Sunday, January 6, 2008

A Plea for Reason

Nobody likes to be told they’re wrong. But the truth is that religious beliefs almost universally contain ideas that are manifestly and often obviously wrong. And fundamentalist / extremist religious beliefs are colossally and disastrously wrong. Whether Christian, Muslim, Jewish, Hindu, or whatever persuasion, these extreme positions represent possibly the greatest threat faced by humanity as a whole. Perhaps you agree that extremist forms of many religions, particularly the ones other than your own, are dangerous, but let me be unambiguously clear here: whatever your religion; whatever your level of belief, it’s wrong.
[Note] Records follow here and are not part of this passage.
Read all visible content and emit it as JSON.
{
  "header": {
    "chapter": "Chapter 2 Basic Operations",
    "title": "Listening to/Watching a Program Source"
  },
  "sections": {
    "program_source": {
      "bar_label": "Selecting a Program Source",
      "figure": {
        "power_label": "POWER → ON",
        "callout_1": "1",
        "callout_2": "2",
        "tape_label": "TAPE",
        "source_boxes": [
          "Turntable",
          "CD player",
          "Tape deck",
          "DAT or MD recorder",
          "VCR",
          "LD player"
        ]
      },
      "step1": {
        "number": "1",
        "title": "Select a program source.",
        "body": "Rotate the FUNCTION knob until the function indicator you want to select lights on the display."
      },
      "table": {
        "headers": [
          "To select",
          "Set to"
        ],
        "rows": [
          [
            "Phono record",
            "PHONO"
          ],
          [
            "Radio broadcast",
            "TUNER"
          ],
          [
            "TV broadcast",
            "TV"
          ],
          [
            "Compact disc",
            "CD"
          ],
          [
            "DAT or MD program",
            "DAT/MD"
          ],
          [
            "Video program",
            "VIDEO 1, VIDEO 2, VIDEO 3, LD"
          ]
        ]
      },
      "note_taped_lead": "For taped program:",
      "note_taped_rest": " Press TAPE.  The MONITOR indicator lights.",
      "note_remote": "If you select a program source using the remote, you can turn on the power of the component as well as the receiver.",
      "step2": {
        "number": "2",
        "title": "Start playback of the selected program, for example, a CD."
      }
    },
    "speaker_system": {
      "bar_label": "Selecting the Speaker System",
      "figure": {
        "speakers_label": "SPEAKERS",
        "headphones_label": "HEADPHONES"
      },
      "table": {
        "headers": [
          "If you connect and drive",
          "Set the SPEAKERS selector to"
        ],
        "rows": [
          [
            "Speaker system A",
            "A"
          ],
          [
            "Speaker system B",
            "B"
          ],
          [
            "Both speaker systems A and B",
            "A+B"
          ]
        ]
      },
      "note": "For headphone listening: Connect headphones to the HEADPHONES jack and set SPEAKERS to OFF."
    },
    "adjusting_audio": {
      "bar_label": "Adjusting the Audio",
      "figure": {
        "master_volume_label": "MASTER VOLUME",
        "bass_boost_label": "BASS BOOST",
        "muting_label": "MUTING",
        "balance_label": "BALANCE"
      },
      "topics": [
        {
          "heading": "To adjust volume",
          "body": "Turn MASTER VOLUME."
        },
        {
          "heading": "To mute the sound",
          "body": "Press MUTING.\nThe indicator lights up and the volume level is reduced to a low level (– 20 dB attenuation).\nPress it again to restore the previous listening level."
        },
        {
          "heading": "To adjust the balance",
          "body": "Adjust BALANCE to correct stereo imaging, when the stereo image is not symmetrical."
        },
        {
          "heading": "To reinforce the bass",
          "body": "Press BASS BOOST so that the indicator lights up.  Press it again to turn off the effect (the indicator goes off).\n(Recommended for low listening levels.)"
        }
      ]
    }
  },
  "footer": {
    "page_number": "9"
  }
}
Your immediate reaction to this is likely to be a tightening of the gut, shutting off of your higher brain function, and rejection of at least part of this paragraph, but I urge you to read on.

Given the environment in which you’ve grown up, that reaction is perhaps understandable. But the only way you can ever grasp the significance of this is to find the courage and strength to overcome this visceral reaction and plumb the depths of your beliefs in light of what all your senses tell you; to expose your most deeply held beliefs to honest and deep scrutiny. And after all, what do you have to fear? If your beliefs are consistent with reality, your intense introspection will support them. If, however, the result of your introspection is to shake some or all of those beliefs then what possible purpose can they serve but to retard your personal growth or inhibit it altogether?

If you’re like many, you have probably been exposed from an early age to repetitious influences that discourage you from questioning your religion. You are subconsciously and consciously trained to blindly accept certain ideas; told that this “faith” is a virtue. In reality, this programming is dangerous in the extreme.

In the privacy of your own mind, you can and you must examine your beliefs critically. Think things through. Leave no stone unturned. If you find yourself glossing over some detail to make another seem to fit, that should be your next focus. This is a life-changing experience, empowering, liberating, and in no small way joyful, as you begin to see the world as it actually is. This is a matter of the utmost urgency in this time of global unrest and conflict. As individuals, our greatest power lies in our ability to improve ourselves. Take the first step. Question, question, question, and never be satisfied with a shallow answer from yourself or anyone else.

Monday, June 11, 2007


Yes, the pun on antediluvian is intended.

For further reading, please see Å.